Relentless in its continuing quest to perplex customers with confusing branding and frequent name changes, Microsoft announced on Monday morning that it was replacing the existing Xbox App with a new app, which naturally has been named the “Xbox app (Beta)”, which can now be found in the Google Play Store for Android phones and tablets. Of course, this app is not to be confused with the recently re-introduced “Xbox Game Pass” app, a companion app for Microsoft’s monthly game-subscription service which also serves as a gateway to Microsoft’s Cloud Gaming platform for Xbox Game Pass Ultimate subscribers.
As searching for the new Xbox app may bring up older, officially defunct Xbox-related apps depending on the keywords used, it’s advised that one search for the app using the exact word string “Xbox App (Beta)” which will bring up the correct app with the image below:
Beyond the naming confusion however, the new Xbox App is packing a host of new-and-improved features.
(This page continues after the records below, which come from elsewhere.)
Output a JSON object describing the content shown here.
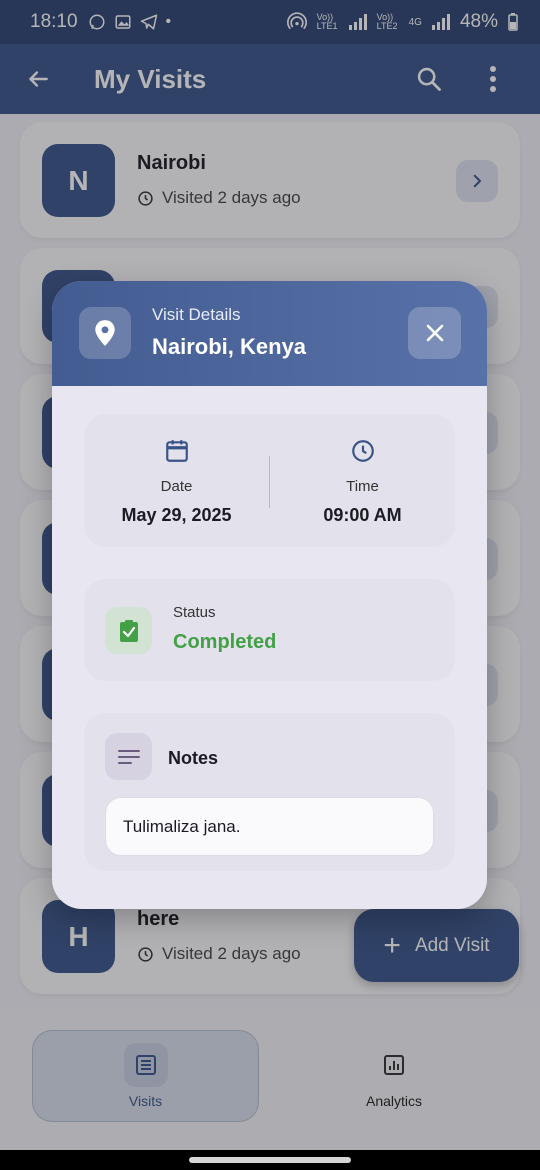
{
  "status_bar": {
    "time": "18:10",
    "network_labels": [
      "Vo)) LTE1",
      "Vo)) LTE2",
      "4G"
    ],
    "battery": "48%"
  },
  "app_bar": {
    "title": "My Visits"
  },
  "visits": [
    {
      "initial": "N",
      "title": "Nairobi",
      "subtitle": "Visited 2 days ago"
    },
    {
      "initial": "H",
      "title": "here",
      "subtitle": "Visited 2 days ago"
    }
  ],
  "fab": {
    "label": "Add Visit"
  },
  "bottom_nav": {
    "items": [
      {
        "label": "Visits",
        "selected": true
      },
      {
        "label": "Analytics",
        "selected": false
      }
    ]
  },
  "dialog": {
    "kicker": "Visit Details",
    "title": "Nairobi, Kenya",
    "date_label": "Date",
    "date_value": "May 29, 2025",
    "time_label": "Time",
    "time_value": "09:00 AM",
    "status_label": "Status",
    "status_value": "Completed",
    "notes_label": "Notes",
    "notes_value": "Tulimaliza jana."
  },
  "colors": {
    "primary": "#3a5488",
    "status_completed": "#43a047",
    "dialog_background": "#e8e7f1"
  }
}
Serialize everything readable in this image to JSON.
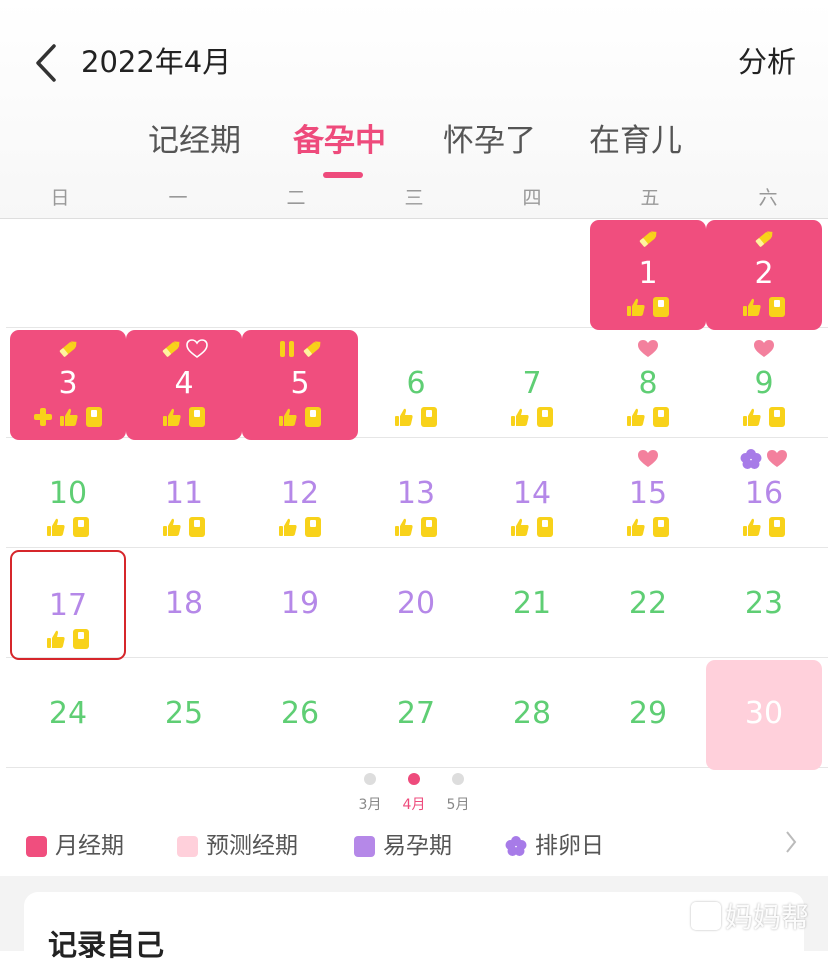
{
  "header": {
    "title": "2022年4月",
    "right_action": "分析"
  },
  "tabs": [
    {
      "label": "记经期",
      "active": false
    },
    {
      "label": "备孕中",
      "active": true
    },
    {
      "label": "怀孕了",
      "active": false
    },
    {
      "label": "在育儿",
      "active": false
    }
  ],
  "weekdays": [
    "日",
    "一",
    "二",
    "三",
    "四",
    "五",
    "六"
  ],
  "days": [
    {
      "d": "1",
      "type": "period",
      "top": [
        "pencil-icon"
      ],
      "bottom": [
        "thumb-up-icon",
        "notebook-icon"
      ]
    },
    {
      "d": "2",
      "type": "period",
      "top": [
        "pencil-icon"
      ],
      "bottom": [
        "thumb-up-icon",
        "notebook-icon"
      ]
    },
    {
      "d": "3",
      "type": "period",
      "top": [
        "pencil-icon"
      ],
      "bottom": [
        "plus-icon",
        "thumb-up-icon",
        "notebook-icon"
      ]
    },
    {
      "d": "4",
      "type": "period",
      "top": [
        "pencil-icon",
        "heart-outline-icon"
      ],
      "bottom": [
        "thumb-up-icon",
        "notebook-icon"
      ]
    },
    {
      "d": "5",
      "type": "period",
      "top": [
        "pause-icon",
        "pencil-icon"
      ],
      "bottom": [
        "thumb-up-icon",
        "notebook-icon"
      ]
    },
    {
      "d": "6",
      "type": "green",
      "top": [],
      "bottom": [
        "thumb-up-icon",
        "notebook-icon"
      ]
    },
    {
      "d": "7",
      "type": "green",
      "top": [],
      "bottom": [
        "thumb-up-icon",
        "notebook-icon"
      ]
    },
    {
      "d": "8",
      "type": "green",
      "top": [
        "heart-icon"
      ],
      "bottom": [
        "thumb-up-icon",
        "notebook-icon"
      ]
    },
    {
      "d": "9",
      "type": "green",
      "top": [
        "heart-icon"
      ],
      "bottom": [
        "thumb-up-icon",
        "notebook-icon"
      ]
    },
    {
      "d": "10",
      "type": "green",
      "top": [],
      "bottom": [
        "thumb-up-icon",
        "notebook-icon"
      ]
    },
    {
      "d": "11",
      "type": "purple",
      "top": [],
      "bottom": [
        "thumb-up-icon",
        "notebook-icon"
      ]
    },
    {
      "d": "12",
      "type": "purple",
      "top": [],
      "bottom": [
        "thumb-up-icon",
        "notebook-icon"
      ]
    },
    {
      "d": "13",
      "type": "purple",
      "top": [],
      "bottom": [
        "thumb-up-icon",
        "notebook-icon"
      ]
    },
    {
      "d": "14",
      "type": "purple",
      "top": [],
      "bottom": [
        "thumb-up-icon",
        "notebook-icon"
      ]
    },
    {
      "d": "15",
      "type": "purple",
      "top": [
        "heart-icon"
      ],
      "bottom": [
        "thumb-up-icon",
        "notebook-icon"
      ]
    },
    {
      "d": "16",
      "type": "purple",
      "top": [
        "ovulation-flower-icon",
        "heart-icon"
      ],
      "bottom": [
        "thumb-up-icon",
        "notebook-icon"
      ]
    },
    {
      "d": "17",
      "type": "purple",
      "today": true,
      "top": [],
      "bottom": [
        "thumb-up-icon",
        "notebook-icon"
      ]
    },
    {
      "d": "18",
      "type": "purple",
      "top": [],
      "bottom": []
    },
    {
      "d": "19",
      "type": "purple",
      "top": [],
      "bottom": []
    },
    {
      "d": "20",
      "type": "purple",
      "top": [],
      "bottom": []
    },
    {
      "d": "21",
      "type": "green",
      "top": [],
      "bottom": []
    },
    {
      "d": "22",
      "type": "green",
      "top": [],
      "bottom": []
    },
    {
      "d": "23",
      "type": "green",
      "top": [],
      "bottom": []
    },
    {
      "d": "24",
      "type": "green",
      "top": [],
      "bottom": []
    },
    {
      "d": "25",
      "type": "green",
      "top": [],
      "bottom": []
    },
    {
      "d": "26",
      "type": "green",
      "top": [],
      "bottom": []
    },
    {
      "d": "27",
      "type": "green",
      "top": [],
      "bottom": []
    },
    {
      "d": "28",
      "type": "green",
      "top": [],
      "bottom": []
    },
    {
      "d": "29",
      "type": "green",
      "top": [],
      "bottom": []
    },
    {
      "d": "30",
      "type": "predicted",
      "top": [],
      "bottom": []
    }
  ],
  "month_pager": [
    {
      "label": "3月",
      "active": false
    },
    {
      "label": "4月",
      "active": true
    },
    {
      "label": "5月",
      "active": false
    }
  ],
  "legend": [
    {
      "label": "月经期",
      "color": "#f04e7e",
      "shape": "square"
    },
    {
      "label": "预测经期",
      "color": "#ffd0db",
      "shape": "square"
    },
    {
      "label": "易孕期",
      "color": "#b588e8",
      "shape": "square"
    },
    {
      "label": "排卵日",
      "color": "#a77be8",
      "shape": "flower"
    }
  ],
  "section": {
    "title": "记录自己"
  },
  "watermark": {
    "text": "妈妈帮"
  },
  "colors": {
    "accent": "#ee4b7c",
    "period": "#f04e7e",
    "predicted": "#ffd0db",
    "safe_green": "#5fce74",
    "fertile_purple": "#b588e8",
    "icon_yellow": "#f8d21a",
    "heart_pink": "#f3809d",
    "today_border": "#d6262b"
  }
}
According to Principal Program Manager of Xbox Experiences Kristen Mann, the app has been “rewritten from the ground up” to allow gamers to easily stay connected with their friends regardless of the device they choose to game on. Voice and text chat now works across Android, console and PC. The once-distinct inboxes for messaging, notifications, game invites, etc. have now been combined into one unified inbox, making it easier for users to receive, respond to and manage said communications right on their mobile device.
The limitation to how many Xbox consoles or Xbox apps a single Xbox account can be signed into at once has been removed, allowing for easier, seamless synching of game saves, game progress, achievements, chats, etc. across those devices. Screenshots and clips that have been uploaded to Xbox Live can now be viewed in the app and shared from one’s device and preferred social media platform faster than ever before, and even more advanced share integration has been promised this fall to coincide with the release of the new Xbox S/X controller and its dedicated “Share” button. Finally, the ability to stream games directly from your Xbox console to your Android device, formerly known simply as “Console Streaming” and accessible only to Xbox Insiders via a preview program , is now available to everyone on the Xbox app (Beta) as a new feature called “Remote Play” (not to be confused with Sony’s very similar PS4 streaming feature of the same name for PC, Android, iOS and PS Vita).
This last addition is a very significant and meaningful one, as not only does it immediately bring added value and flexibility to anyone that owns an Xbox console in terms of where they can enjoy their locally-stored game library, it also appears to indicate Microsoft’s intent to clearly delineate its paid streaming services versus those that are free-to-all, with the new Xbox Cloud Gaming service (which can only be accessed by Xbox Game Pass Ultimate subscribers) residing in the “walled garden” portion of the new Xbox Game Pass app, while Remote Play can be enjoyed by anyone as part of the Xbox App (Beta). As covered in our previous preview article on Xbox Cloud Gaming, perks of console streaming include leveraging the local console’s power to deliver better visual performance (e.g. better framerates and visual enhancements when console streaming from an Xbox One X versus a One S) as well as providing a potentially more reliable alternative streaming solution in households or situations where Cloud Gaming may not perform as well.